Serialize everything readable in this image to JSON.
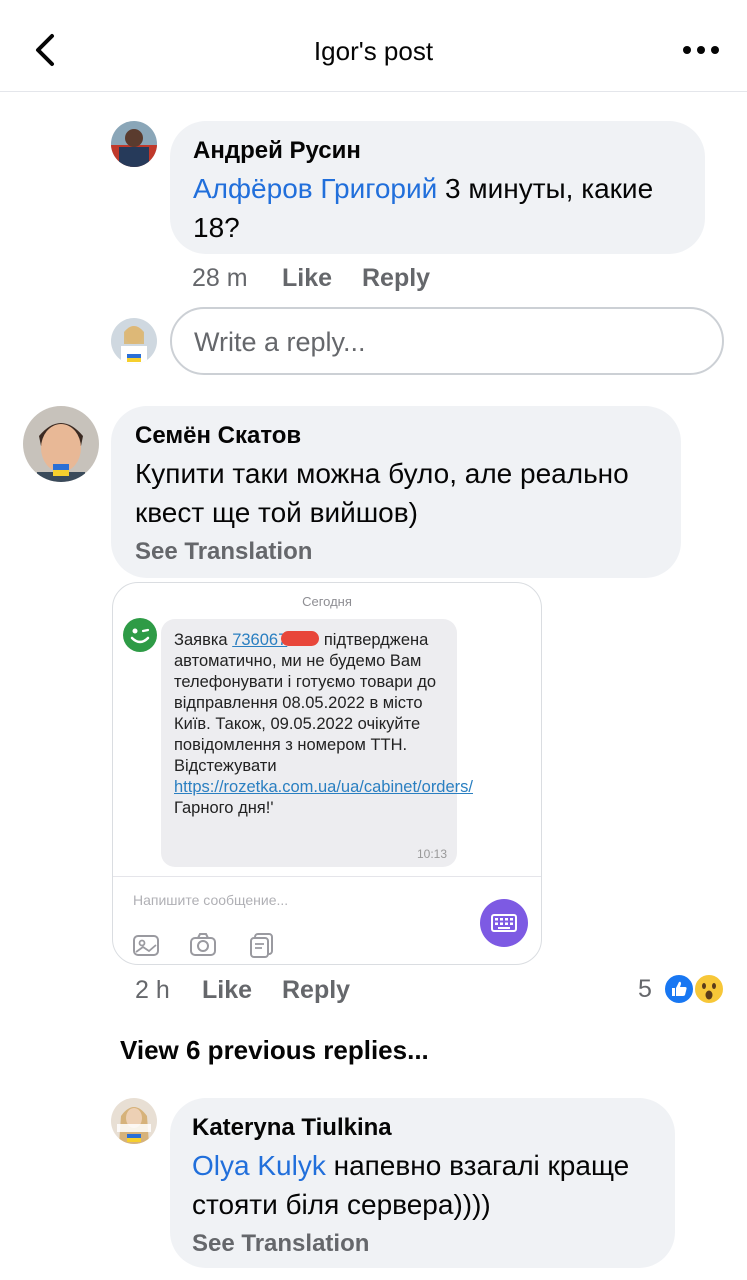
{
  "header": {
    "title": "Igor's post",
    "back_icon": "back-chevron-icon",
    "more_icon": "more-options-icon"
  },
  "comments": [
    {
      "author": "Андрей Русин",
      "mention": "Алфёров Григорий",
      "text_line1": " 3 минуты, какие",
      "text_line2": "18?",
      "time": "28 m",
      "like": "Like",
      "reply": "Reply"
    },
    {
      "author": "Семён Скатов",
      "text_line1": "Купити таки можна було, але реально",
      "text_line2": "квест ще той вийшов)",
      "see_translation": "See Translation",
      "time": "2 h",
      "like": "Like",
      "reply": "Reply",
      "reaction_count": "5",
      "reaction_icons": [
        "like-reaction-icon",
        "wow-reaction-icon"
      ]
    },
    {
      "author": "Kateryna  Tiulkina",
      "mention": "Olya Kulyk",
      "text_line1": " напевно взагалі краще",
      "text_line2": "стояти біля сервера))))",
      "see_translation": "See Translation"
    }
  ],
  "reply_box": {
    "placeholder": "Write a reply..."
  },
  "attachment": {
    "date": "Сегодня",
    "msg_prefix": "Заявка ",
    "msg_order": "736067",
    "msg_body": "підтверджена автоматично, ми не будемо Вам телефонувати і готуємо товари до відправлення 08.05.2022 в місто Київ. Також, 09.05.2022 очікуйте повідомлення з номером ТТН.  Відстежувати ",
    "msg_link": "https://rozetka.com.ua/ua/cabinet/orders/",
    "msg_suffix": " Гарного дня!'",
    "msg_time": "10:13",
    "input_placeholder": "Напишите сообщение..."
  },
  "view_previous": "View 6 previous replies...",
  "colors": {
    "bubble": "#f0f2f5",
    "mention": "#216fdb",
    "secondary_text": "#65676b",
    "keyboard_button": "#7d5ae3"
  }
}
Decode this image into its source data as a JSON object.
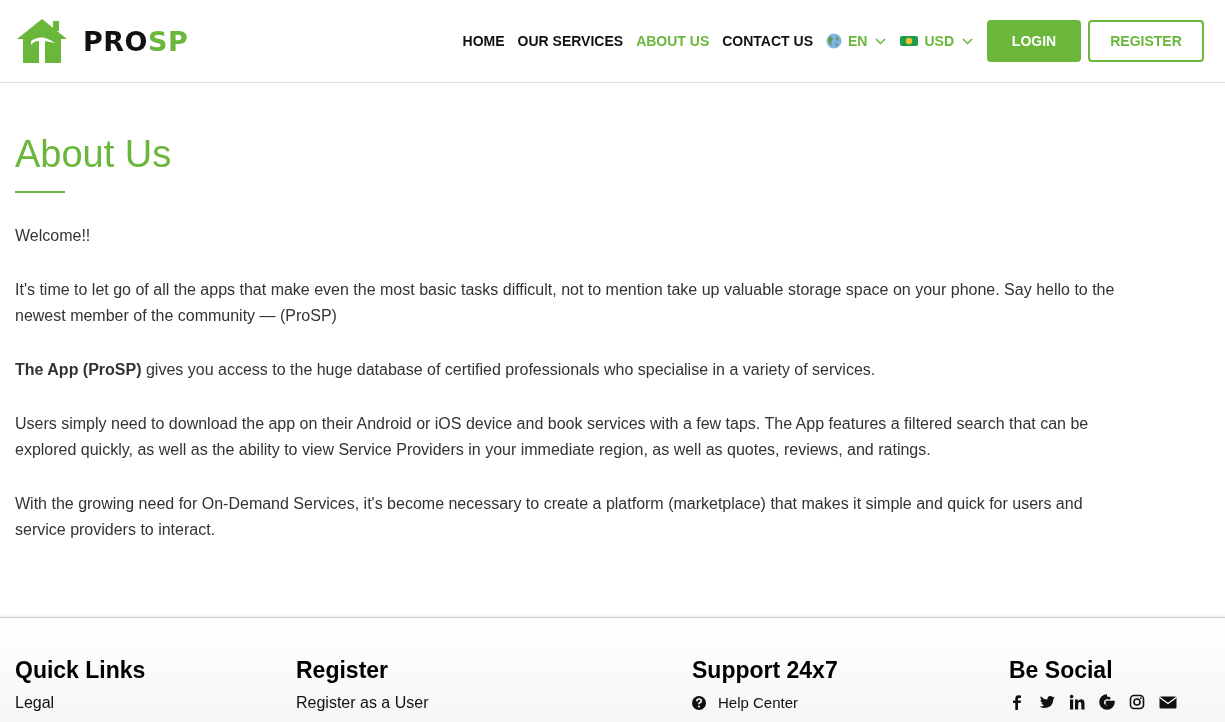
{
  "header": {
    "logo": {
      "part_1": "PRO",
      "part_2": "SP"
    },
    "nav": [
      {
        "label": "HOME",
        "selected": false
      },
      {
        "label": "OUR SERVICES",
        "selected": false
      },
      {
        "label": "ABOUT US",
        "selected": true
      },
      {
        "label": "CONTACT US",
        "selected": false
      }
    ],
    "selectors": [
      {
        "kind": "language",
        "label": "EN"
      },
      {
        "kind": "currency",
        "label": "USD"
      }
    ],
    "buttons": [
      {
        "kind": "filled",
        "label": "LOGIN"
      },
      {
        "kind": "outline",
        "label": "REGISTER"
      }
    ]
  },
  "main": {
    "title": "About Us",
    "paragraphs": [
      "Welcome!!",
      "It's time to let go of all the apps that make even the most basic tasks difficult, not to mention take up valuable storage space on your phone. Say hello to the newest member of the community — (ProSP)",
      "**The App (ProSP)** gives you access to the huge database of certified professionals who specialise in a variety of services.",
      "Users simply need to download the app on their Android or iOS device and book services with a few taps. The App features a filtered search that can be explored quickly, as well as the ability to view Service Providers in your immediate region, as well as quotes, reviews, and ratings.",
      "With the growing need for On-Demand Services, it's become necessary to create a platform (marketplace) that makes it simple and quick for users and service providers to interact."
    ]
  },
  "footer": {
    "columns": [
      {
        "kind": "links",
        "heading": "Quick Links",
        "links": [
          "Legal"
        ]
      },
      {
        "kind": "links",
        "heading": "Register",
        "links": [
          "Register as a User"
        ]
      },
      {
        "kind": "support",
        "heading": "Support 24x7",
        "links": [
          "Help Center"
        ]
      },
      {
        "kind": "social",
        "heading": "Be Social"
      }
    ]
  }
}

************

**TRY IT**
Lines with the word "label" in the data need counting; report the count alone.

**EXERCISE SOLUTION**
8